Exercise aim ->
Tally every line of the material that includes "JSON", then give the tally and nothing else.

Exercise data ->
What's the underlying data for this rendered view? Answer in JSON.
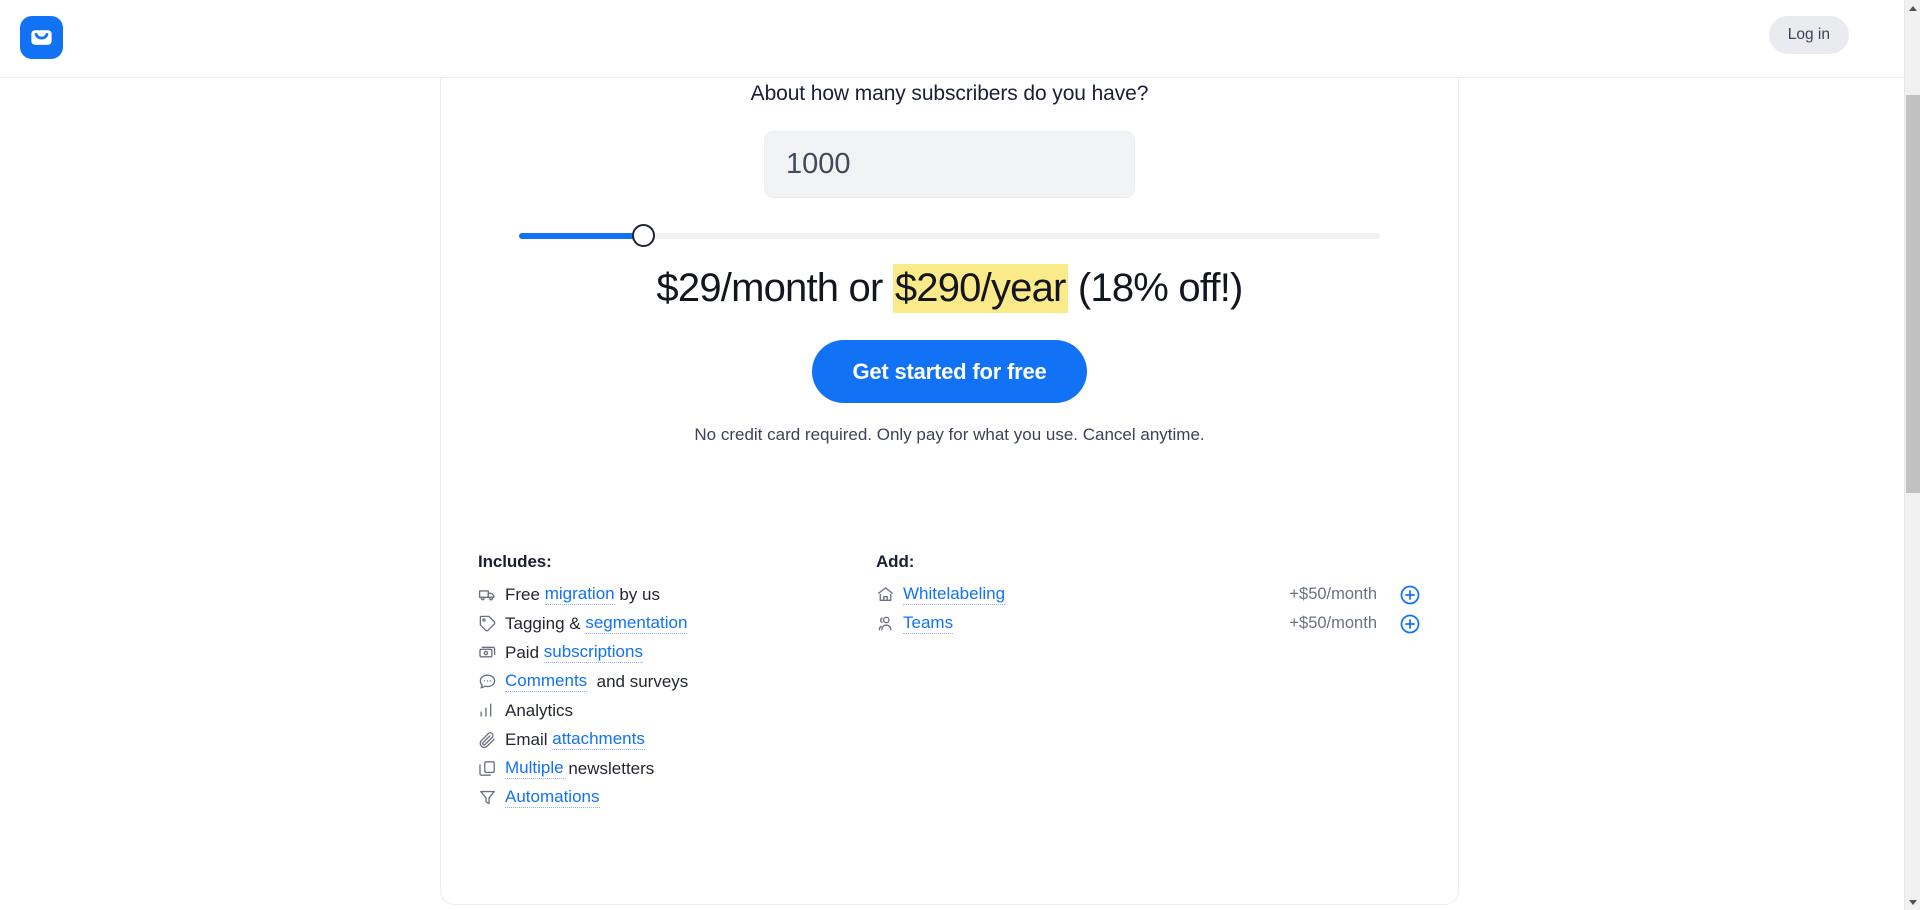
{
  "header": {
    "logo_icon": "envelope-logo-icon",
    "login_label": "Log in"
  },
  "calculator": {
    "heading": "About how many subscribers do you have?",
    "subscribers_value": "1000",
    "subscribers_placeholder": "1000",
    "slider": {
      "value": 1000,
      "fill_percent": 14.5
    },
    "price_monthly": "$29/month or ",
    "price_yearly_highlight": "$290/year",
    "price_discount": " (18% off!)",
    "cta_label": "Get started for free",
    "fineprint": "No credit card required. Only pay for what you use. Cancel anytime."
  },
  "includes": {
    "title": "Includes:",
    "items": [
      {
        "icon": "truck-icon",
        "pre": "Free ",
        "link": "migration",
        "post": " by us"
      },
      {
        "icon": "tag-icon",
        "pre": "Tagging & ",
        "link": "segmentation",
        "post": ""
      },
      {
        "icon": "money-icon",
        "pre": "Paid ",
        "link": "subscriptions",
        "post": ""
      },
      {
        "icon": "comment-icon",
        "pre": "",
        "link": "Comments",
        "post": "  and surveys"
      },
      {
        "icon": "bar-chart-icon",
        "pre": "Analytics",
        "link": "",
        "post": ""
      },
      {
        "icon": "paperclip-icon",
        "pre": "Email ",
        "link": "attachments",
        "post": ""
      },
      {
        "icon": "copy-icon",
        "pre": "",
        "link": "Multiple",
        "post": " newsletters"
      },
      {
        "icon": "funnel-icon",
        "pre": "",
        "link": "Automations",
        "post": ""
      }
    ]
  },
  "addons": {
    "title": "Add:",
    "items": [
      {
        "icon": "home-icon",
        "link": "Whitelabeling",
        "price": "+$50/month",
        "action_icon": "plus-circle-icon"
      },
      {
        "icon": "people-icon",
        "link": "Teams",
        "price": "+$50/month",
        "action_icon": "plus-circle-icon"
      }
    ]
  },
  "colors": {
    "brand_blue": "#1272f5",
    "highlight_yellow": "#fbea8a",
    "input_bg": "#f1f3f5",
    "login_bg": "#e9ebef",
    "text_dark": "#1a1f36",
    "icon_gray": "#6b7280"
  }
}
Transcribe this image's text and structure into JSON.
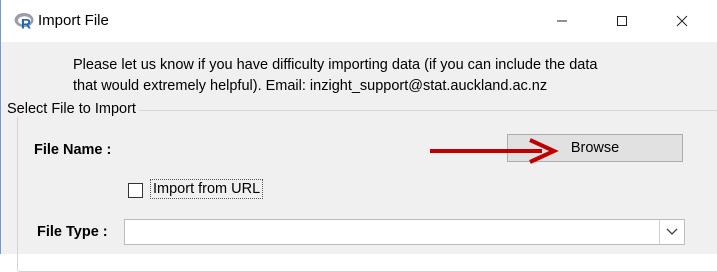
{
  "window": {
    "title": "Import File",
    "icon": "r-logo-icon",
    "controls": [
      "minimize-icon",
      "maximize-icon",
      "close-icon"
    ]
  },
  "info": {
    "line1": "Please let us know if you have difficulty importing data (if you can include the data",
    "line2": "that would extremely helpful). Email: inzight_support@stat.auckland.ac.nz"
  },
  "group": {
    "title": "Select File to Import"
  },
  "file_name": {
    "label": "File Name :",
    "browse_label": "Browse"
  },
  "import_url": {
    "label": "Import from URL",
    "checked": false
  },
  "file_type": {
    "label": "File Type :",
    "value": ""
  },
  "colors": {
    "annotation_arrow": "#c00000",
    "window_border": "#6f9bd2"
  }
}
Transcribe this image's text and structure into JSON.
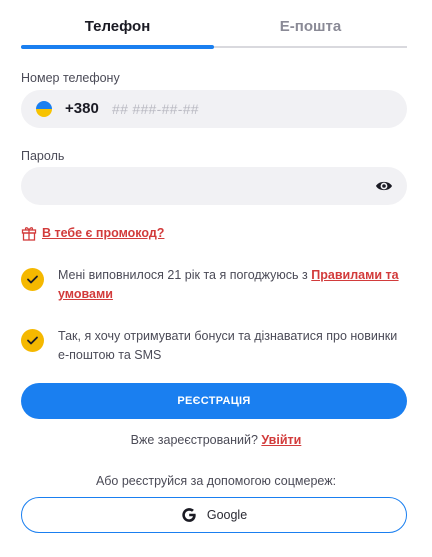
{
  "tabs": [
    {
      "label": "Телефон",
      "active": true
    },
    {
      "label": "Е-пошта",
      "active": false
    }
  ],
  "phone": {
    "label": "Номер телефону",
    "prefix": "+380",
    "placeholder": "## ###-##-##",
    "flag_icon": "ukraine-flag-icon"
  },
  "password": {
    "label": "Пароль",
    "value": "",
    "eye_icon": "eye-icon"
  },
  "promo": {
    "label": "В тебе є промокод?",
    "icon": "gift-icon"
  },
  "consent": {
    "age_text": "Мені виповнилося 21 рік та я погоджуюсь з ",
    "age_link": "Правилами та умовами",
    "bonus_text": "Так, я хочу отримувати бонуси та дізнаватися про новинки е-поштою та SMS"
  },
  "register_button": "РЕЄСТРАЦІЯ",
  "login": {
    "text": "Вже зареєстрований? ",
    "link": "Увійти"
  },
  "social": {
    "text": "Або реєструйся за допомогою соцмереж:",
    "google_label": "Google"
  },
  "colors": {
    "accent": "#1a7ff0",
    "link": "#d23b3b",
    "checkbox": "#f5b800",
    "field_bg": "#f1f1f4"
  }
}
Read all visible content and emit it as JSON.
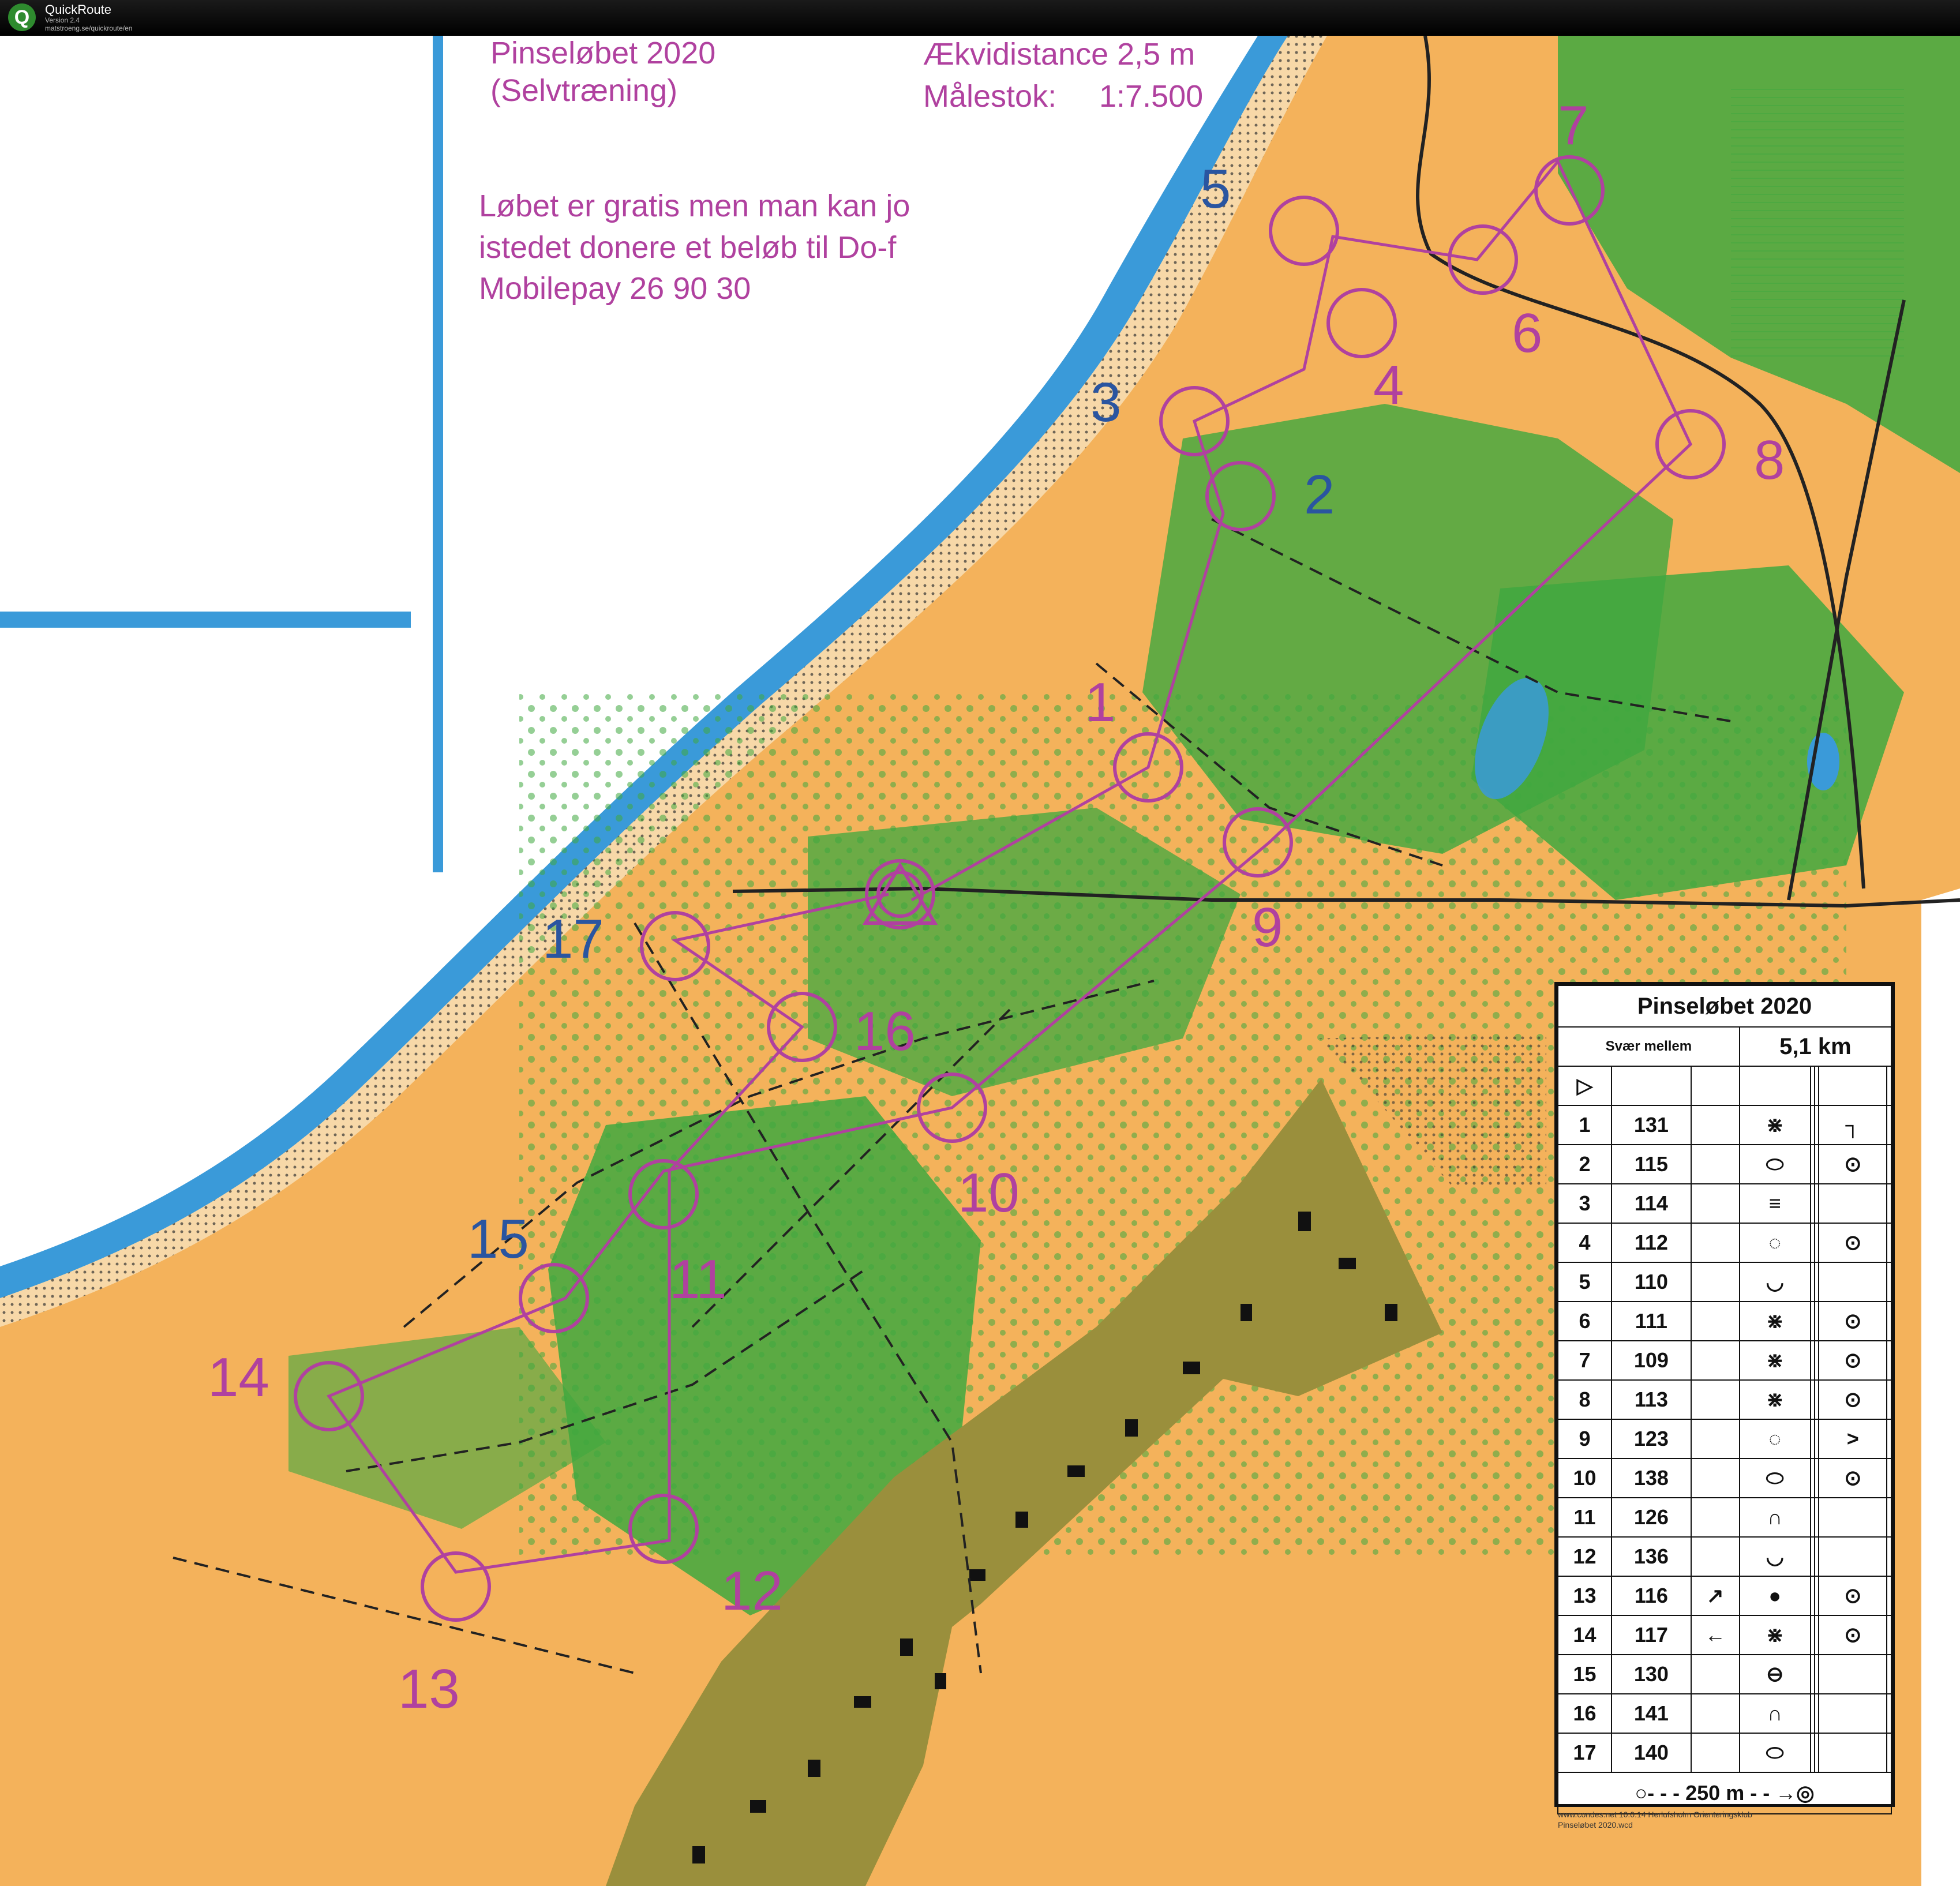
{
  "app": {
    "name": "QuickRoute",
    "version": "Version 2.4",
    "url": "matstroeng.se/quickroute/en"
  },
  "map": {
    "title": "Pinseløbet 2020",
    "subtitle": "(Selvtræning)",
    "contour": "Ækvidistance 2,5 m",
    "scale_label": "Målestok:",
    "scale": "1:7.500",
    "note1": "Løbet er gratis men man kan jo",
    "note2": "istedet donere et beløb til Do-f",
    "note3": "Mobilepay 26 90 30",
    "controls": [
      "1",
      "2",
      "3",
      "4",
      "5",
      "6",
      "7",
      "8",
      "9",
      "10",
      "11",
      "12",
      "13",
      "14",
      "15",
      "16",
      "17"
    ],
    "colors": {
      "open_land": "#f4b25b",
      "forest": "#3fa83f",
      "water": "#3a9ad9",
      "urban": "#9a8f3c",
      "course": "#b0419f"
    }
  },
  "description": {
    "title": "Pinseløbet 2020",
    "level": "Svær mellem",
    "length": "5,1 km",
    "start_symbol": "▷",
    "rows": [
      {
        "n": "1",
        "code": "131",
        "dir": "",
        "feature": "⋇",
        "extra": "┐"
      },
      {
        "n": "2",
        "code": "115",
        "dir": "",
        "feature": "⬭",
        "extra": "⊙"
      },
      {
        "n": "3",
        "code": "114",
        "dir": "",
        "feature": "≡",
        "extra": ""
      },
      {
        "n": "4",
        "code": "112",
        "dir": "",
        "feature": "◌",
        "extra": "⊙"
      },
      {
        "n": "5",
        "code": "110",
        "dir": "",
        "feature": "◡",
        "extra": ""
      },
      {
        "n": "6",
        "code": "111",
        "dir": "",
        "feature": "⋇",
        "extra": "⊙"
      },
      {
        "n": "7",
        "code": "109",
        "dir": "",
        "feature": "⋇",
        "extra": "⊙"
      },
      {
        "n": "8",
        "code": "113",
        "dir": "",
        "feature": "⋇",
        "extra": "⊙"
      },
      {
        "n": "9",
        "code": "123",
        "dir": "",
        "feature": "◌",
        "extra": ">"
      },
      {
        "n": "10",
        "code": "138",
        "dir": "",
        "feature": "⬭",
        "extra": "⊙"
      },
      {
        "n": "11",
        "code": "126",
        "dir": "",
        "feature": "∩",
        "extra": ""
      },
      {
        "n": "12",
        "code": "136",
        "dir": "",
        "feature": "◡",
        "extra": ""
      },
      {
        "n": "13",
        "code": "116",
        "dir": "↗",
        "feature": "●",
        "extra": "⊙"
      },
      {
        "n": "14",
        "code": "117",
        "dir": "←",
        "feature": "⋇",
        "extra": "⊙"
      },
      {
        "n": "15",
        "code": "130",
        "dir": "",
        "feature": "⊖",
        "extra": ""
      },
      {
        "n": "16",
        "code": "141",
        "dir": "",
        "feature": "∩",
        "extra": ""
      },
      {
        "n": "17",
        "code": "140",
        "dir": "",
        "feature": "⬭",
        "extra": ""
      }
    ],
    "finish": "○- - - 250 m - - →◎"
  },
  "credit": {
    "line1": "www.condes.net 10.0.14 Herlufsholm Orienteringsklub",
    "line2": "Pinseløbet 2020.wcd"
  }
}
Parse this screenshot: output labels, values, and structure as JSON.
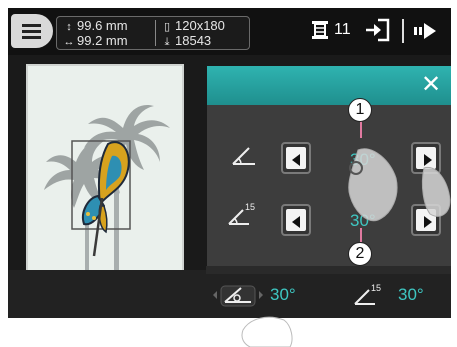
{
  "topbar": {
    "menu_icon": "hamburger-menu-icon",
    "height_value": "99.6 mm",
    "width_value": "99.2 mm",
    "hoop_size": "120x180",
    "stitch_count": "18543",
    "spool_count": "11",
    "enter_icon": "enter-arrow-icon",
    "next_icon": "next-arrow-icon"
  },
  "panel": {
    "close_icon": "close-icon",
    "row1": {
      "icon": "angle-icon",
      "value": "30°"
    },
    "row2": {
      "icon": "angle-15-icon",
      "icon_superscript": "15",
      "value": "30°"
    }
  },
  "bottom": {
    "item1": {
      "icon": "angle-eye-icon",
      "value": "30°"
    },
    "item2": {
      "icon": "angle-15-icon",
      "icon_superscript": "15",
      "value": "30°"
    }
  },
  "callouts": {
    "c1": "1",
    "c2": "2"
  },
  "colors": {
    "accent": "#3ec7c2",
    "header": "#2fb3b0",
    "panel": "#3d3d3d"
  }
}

Solution to the exercise ->
5